Culture

7 Ways Jamaicans Celebrate the New Year

Ways Jamaicans Celebrate the New Year
Written by Joy L. Campbell

For many of us, the approach of a new year is when we review that we’ve accomplished in the past twelve months and outline what we plan to achieve in the future. It is also when we celebrate the hope of new and exciting things to come. We also re-work, or try to ‘wheel and come again’ with the plans that weren’t successful, adding a dash of determination and drive. Jamaicans observe certain traditions leading into the New Year, and the ones below are the most popular.

  1. New Year Resolutions – In some respects, Jamaicans are no different from people of other nationalities. Most Jamaicans have at least one resolution they intend to keep, which is designed to improve their quality of life and health. Unfortunately, by January 15 these go out the window and only the most focused keep the promises made to themselves.
  2. ‘Watch Night’ Service – December 31 is appropriately titled ‘watch night’ as many stay up late or ‘bleach’ in order to see the start of the New Year. A huge segment of the population believes in being found in church on January 1. Church attendance is considered to be a good start to the year—even if a party or ‘session’ is the next stop after leaving church. For devout Christians, it is a chance to thank God for his provision, protection and favour in the upcoming year.
  3. Fire Crackers – Despite their illegal status, fire crackers or ‘clappas’ make their way through the ports and into the island every year. At midnight on December 31, explosions continue for five to ten minutes. Reckless adults and children put fingers and other body parts at risk of injury while lighting and throwing ‘clappas’. All animals take shelter until the barrage is over. If your clock is out of order or you fall asleep, don’t worry, when New Year’s Day hits, you’ll know from the hullabaloo in the streets.
  4. New Year’s Eve Ball – These days, finding money for a pricey New Year’s Eve ball is challenging, however, it is a sacrifice some make to treat their spouse to a wonderful evening of dinner and dancing. It is customary to show up at a club, hotel, or restaurant dressed to the ‘eye-teeth’ or in keeping with the evening’s theme.
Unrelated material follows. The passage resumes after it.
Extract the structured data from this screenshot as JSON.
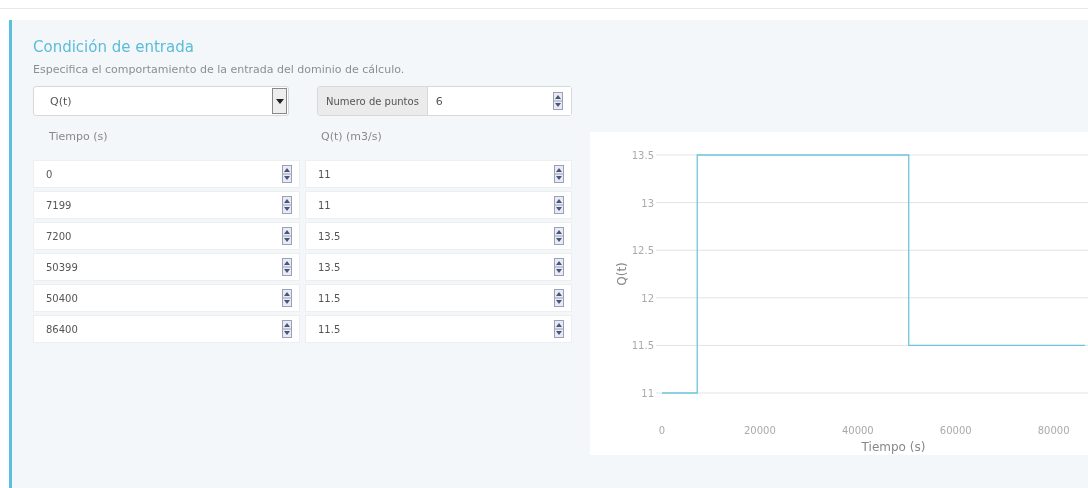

Even if you’re not in attendance, you can live the experience by peeking in on those parties covered by radio or television stations. The next best thing is to find a spot that fits into your budget and ring in a new year to remember with that special someone.
  5. Fireworks on the Harbour – This breath-taking fireworks display, put on by the Urban Development Corporation, is not to be missed. Approximately 250,000 people from far and near gather on Ocean Boulevard, downtown Kingston to watch this once-yearly spectacle. Apart from the fireworks, there’s a kids’ play area, craft village, and a stage show, featuring popular local artistes. Those who live in the surrounding areas, and can’t attend, participate by viewing the fireworks from their rooftops. The event is televised to more than one million persons in Jamaica and the diaspora.
  6. No Dirty Laundry – After the drastic cleaning session to welcome the Christmas season, it is unheard of to have piles of dirty laundry waiting to welcome the New Year. Even if it is impossible to have everything squeaky clean, Jamaicans try their best to keep ‘dutty clothes’ at a minimum when the New Year hits.
  7. Family Time – The best part of celebrating a new year is time spent with family. It is normal to pack up the car and take a trip to the beach, which is crowded on New Year’s Day, since this is a traditional past time for many. New Year’s Day is filled with laugher and joy and those who are overseas are brought closer by phone calls, texts and memes supplied in abundance on the internet. What can be better than touching base with loved ones to celebrate life and love at the start of a new year?

About the author

Joy L. Campbell

J.L. Campbell is an award-winning, Jamaican author who writes romantic suspense, women’s fiction, new and young adult novels. She has written sixteen books, seven novellas, and two short story collections. Campbell’s mission is to write stories that entertain and educate readers. She is also a certified editor, and writes non-fiction. Visit her on the web at http://www.joylcampbell.com